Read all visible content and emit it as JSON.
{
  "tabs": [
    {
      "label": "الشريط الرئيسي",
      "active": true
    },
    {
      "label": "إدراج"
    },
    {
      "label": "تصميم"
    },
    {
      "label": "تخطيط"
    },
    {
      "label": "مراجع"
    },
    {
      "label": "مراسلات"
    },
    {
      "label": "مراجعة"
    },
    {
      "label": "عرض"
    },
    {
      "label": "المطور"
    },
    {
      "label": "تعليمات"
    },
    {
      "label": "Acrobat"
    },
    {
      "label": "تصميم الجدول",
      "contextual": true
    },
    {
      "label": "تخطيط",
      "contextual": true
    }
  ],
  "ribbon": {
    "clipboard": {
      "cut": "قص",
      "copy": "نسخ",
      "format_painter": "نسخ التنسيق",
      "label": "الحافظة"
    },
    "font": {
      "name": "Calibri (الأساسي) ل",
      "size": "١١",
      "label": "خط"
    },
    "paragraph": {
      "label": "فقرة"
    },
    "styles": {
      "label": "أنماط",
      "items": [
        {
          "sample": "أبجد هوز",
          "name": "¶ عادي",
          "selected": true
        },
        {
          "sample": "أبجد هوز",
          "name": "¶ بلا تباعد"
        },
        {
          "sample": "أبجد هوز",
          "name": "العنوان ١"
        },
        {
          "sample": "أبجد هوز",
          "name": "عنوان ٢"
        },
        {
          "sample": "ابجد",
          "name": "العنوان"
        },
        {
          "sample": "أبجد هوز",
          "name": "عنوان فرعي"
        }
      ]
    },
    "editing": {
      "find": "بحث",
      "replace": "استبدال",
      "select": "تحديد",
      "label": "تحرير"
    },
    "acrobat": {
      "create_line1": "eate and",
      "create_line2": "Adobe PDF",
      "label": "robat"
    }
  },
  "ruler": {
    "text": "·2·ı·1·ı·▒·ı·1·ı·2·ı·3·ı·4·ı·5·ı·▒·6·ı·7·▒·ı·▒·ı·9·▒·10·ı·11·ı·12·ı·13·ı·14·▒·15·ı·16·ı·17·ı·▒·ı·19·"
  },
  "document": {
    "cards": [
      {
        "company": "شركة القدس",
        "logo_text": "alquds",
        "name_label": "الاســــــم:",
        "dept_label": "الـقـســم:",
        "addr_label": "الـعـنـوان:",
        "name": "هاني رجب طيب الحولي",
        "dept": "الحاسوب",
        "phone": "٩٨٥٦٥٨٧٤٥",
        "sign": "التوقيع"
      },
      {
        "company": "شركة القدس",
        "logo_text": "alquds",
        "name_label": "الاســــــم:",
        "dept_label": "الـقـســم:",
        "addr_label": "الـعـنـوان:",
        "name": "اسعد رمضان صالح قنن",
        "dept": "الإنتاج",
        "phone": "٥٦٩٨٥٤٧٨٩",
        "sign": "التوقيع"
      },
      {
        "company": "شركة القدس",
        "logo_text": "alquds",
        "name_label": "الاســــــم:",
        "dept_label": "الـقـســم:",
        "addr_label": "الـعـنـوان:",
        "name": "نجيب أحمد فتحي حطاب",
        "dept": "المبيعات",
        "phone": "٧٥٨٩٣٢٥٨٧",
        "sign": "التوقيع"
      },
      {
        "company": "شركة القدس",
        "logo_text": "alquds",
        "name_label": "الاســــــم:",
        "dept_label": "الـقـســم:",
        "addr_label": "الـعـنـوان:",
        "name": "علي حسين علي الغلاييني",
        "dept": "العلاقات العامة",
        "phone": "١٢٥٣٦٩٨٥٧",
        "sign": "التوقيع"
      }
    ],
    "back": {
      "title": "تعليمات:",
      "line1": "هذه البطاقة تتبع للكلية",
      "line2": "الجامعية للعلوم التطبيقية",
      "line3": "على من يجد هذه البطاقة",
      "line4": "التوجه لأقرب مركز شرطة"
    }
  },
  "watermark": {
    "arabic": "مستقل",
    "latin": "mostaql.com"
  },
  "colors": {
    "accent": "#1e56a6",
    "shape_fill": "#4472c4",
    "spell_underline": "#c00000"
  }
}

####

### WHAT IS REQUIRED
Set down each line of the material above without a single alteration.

### SOLUTION FOR THIS EXERCISE
Read all visible content and emit it as JSON.
{
  "tabs": [
    {
      "label": "الشريط الرئيسي",
      "active": true
    },
    {
      "label": "إدراج"
    },
    {
      "label": "تصميم"
    },
    {
      "label": "تخطيط"
    },
    {
      "label": "مراجع"
    },
    {
      "label": "مراسلات"
    },
    {
      "label": "مراجعة"
    },
    {
      "label": "عرض"
    },
    {
      "label": "المطور"
    },
    {
      "label": "تعليمات"
    },
    {
      "label": "Acrobat"
    },
    {
      "label": "تصميم الجدول",
      "contextual": true
    },
    {
      "label": "تخطيط",
      "contextual": true
    }
  ],
  "ribbon": {
    "clipboard": {
      "cut": "قص",
      "copy": "نسخ",
      "format_painter": "نسخ التنسيق",
      "label": "الحافظة"
    },
    "font": {
      "name": "Calibri (الأساسي) ل",
      "size": "١١",
      "label": "خط"
    },
    "paragraph": {
      "label": "فقرة"
    },
    "styles": {
      "label": "أنماط",
      "items": [
        {
          "sample": "أبجد هوز",
          "name": "¶ عادي",
          "selected": true
        },
        {
          "sample": "أبجد هوز",
          "name": "¶ بلا تباعد"
        },
        {
          "sample": "أبجد هوز",
          "name": "العنوان ١"
        },
        {
          "sample": "أبجد هوز",
          "name": "عنوان ٢"
        },
        {
          "sample": "ابجد",
          "name": "العنوان"
        },
        {
          "sample": "أبجد هوز",
          "name": "عنوان فرعي"
        }
      ]
    },
    "editing": {
      "find": "بحث",
      "replace": "استبدال",
      "select": "تحديد",
      "label": "تحرير"
    },
    "acrobat": {
      "create_line1": "eate and",
      "create_line2": "Adobe PDF",
      "label": "robat"
    }
  },
  "ruler": {
    "text": "·2·ı·1·ı·▒·ı·1·ı·2·ı·3·ı·4·ı·5·ı·▒·6·ı·7·▒·ı·▒·ı·9·▒·10·ı·11·ı·12·ı·13·ı·14·▒·15·ı·16·ı·17·ı·▒·ı·19·"
  },
  "document": {
    "cards": [
      {
        "company": "شركة القدس",
        "logo_text": "alquds",
        "name_label": "الاســــــم:",
        "dept_label": "الـقـســم:",
        "addr_label": "الـعـنـوان:",
        "name": "هاني رجب طيب الحولي",
        "dept": "الحاسوب",
        "phone": "٩٨٥٦٥٨٧٤٥",
        "sign": "التوقيع"
      },
      {
        "company": "شركة القدس",
        "logo_text": "alquds",
        "name_label": "الاســــــم:",
        "dept_label": "الـقـســم:",
        "addr_label": "الـعـنـوان:",
        "name": "اسعد رمضان صالح قنن",
        "dept": "الإنتاج",
        "phone": "٥٦٩٨٥٤٧٨٩",
        "sign": "التوقيع"
      },
      {
        "company": "شركة القدس",
        "logo_text": "alquds",
        "name_label": "الاســــــم:",
        "dept_label": "الـقـســم:",
        "addr_label": "الـعـنـوان:",
        "name": "نجيب أحمد فتحي حطاب",
        "dept": "المبيعات",
        "phone": "٧٥٨٩٣٢٥٨٧",
        "sign": "التوقيع"
      },
      {
        "company": "شركة القدس",
        "logo_text": "alquds",
        "name_label": "الاســــــم:",
        "dept_label": "الـقـســم:",
        "addr_label": "الـعـنـوان:",
        "name": "علي حسين علي الغلاييني",
        "dept": "العلاقات العامة",
        "phone": "١٢٥٣٦٩٨٥٧",
        "sign": "التوقيع"
      }
    ],
    "back": {
      "title": "تعليمات:",
      "line1": "هذه البطاقة تتبع للكلية",
      "line2": "الجامعية للعلوم التطبيقية",
      "line3": "على من يجد هذه البطاقة",
      "line4": "التوجه لأقرب مركز شرطة"
    }
  },
  "watermark": {
    "arabic": "مستقل",
    "latin": "mostaql.com"
  },
  "colors": {
    "accent": "#1e56a6",
    "shape_fill": "#4472c4",
    "spell_underline": "#c00000"
  }
}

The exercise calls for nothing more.